...black people are exposed to about 1.5 times more particulate matter than white people, and that Hispanic people had about 1.2 times the exposure of non-Hispanic white people. The study found that those in poverty had about 1.3 times more exposure than people above poverty. Interestingly, it also finds that for black people, the proportion of exposure is only partly explained by the disproportionate geographic burden of polluting facilities, meaning the magnitude of emissions from individual factories appears to be higher in minority neighborhoods.
The ironic relationship between gaining privilege and increasing consumption
Of course, we all strive for a better quality of life. If you don’t have food, you want food. If you have food, you want a stove to cook it on. If you have a stove to cook food on, you want four burners. If you have four burners, you want a vent hood, a cute backsplash, and something that can pour water in your pots for you because you can’t take three steps to the sink.
If people are able to overcome poverty and discrimination to lead more comfortable lives with more access to needed goods, that is great. The irony? When people gain more class privilege or social status, culture may tell them that the appropriate way to celebrate their success is with more exuberant consumption: brand names, nice cars, new technology.
And the cycle continues.
At the end of the day, people who have nothing should want more. They are entitled to seeking a more comfortable life and having their basic needs met. But where and how do we draw the line of what is enough and what is excess? And then how do we lovingly lead those of us who can’t lift our own pots full of water back to it?
How can we reshape success so that it does not have to include excess?
Do people with more privilege have more responsibility to be conscious consumers?
Well, yeah. What do you think I’ve been setting us up for this whole time?
Privilege affords many powerful benefits: access to information, alternatives, and stability. This creates a ripe environment to seek options that cause the least harm for other people. While this can take time and money, those who already have their basic needs met need only to compare their gain from a cheaper, more convenient product, to the suffering of whoever produced it. Usually, the gain does not justify the suffering.
No one has to make themselves uncomfortable, just ask questions and do what's within reason. I’ll liken it to a favorite definition of veganism, in which there is an important line:

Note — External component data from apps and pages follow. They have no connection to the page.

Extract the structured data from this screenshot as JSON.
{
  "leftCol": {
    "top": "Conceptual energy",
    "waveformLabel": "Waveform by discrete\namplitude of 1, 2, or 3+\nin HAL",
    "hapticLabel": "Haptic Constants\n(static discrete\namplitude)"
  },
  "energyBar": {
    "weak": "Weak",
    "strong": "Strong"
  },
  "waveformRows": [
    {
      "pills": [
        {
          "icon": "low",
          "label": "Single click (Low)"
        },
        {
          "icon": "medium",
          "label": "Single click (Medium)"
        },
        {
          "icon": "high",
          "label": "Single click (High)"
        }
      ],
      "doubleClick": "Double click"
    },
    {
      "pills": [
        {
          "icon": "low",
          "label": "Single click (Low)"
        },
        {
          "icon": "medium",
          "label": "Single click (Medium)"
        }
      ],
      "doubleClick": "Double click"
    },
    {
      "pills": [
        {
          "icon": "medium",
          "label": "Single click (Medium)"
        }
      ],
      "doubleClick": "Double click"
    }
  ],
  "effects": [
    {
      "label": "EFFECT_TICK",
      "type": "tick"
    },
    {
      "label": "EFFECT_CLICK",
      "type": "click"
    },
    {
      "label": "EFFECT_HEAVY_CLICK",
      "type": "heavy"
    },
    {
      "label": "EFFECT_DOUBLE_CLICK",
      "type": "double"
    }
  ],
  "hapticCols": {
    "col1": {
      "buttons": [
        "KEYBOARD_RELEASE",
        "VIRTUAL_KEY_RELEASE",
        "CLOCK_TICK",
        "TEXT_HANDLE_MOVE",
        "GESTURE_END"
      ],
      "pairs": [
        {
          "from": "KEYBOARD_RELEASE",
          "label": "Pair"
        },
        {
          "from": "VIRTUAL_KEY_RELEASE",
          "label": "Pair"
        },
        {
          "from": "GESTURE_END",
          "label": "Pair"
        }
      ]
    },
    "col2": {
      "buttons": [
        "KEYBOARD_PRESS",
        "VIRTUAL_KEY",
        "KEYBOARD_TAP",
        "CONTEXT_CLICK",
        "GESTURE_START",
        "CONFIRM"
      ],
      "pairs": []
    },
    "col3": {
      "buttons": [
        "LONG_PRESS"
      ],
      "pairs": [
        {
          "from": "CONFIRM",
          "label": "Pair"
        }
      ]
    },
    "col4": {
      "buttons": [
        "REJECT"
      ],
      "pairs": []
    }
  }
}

“Veganism is a philosophy and way of living which seeks to exclude—as far as is possible and practicable—all forms of exploitation of, and cruelty to, animals…”
That’s what we should strive for in all of our material consumption, doing our best to reduce suffering as far as we possibly and practically can.
It’s also similar to the Effective Altruism “giving what you can” concept, in which people do good by donating 10% of their income to charities. The more money you make, the more you are in a position to contribute (and the less it affects your life to do so).
The great thing about the consumption version: causing less harm with your consumer decisions can cost you less, not more, as a solid method is just to consume less.
If you’re reading this on your phone or laptop, you likely in some way belong to a privileged class by way of income and information (if not by country, race, gender, or sexuality). How might you (and I, we) use that privilege to connect more deeply with the items we consume and make alternative, least harm choices when available?
For starters, you can hope over to the conscious considerations page for insights into companies and industries that are working on reducing suffering. Leave your thoughts on privilege and responsibility below.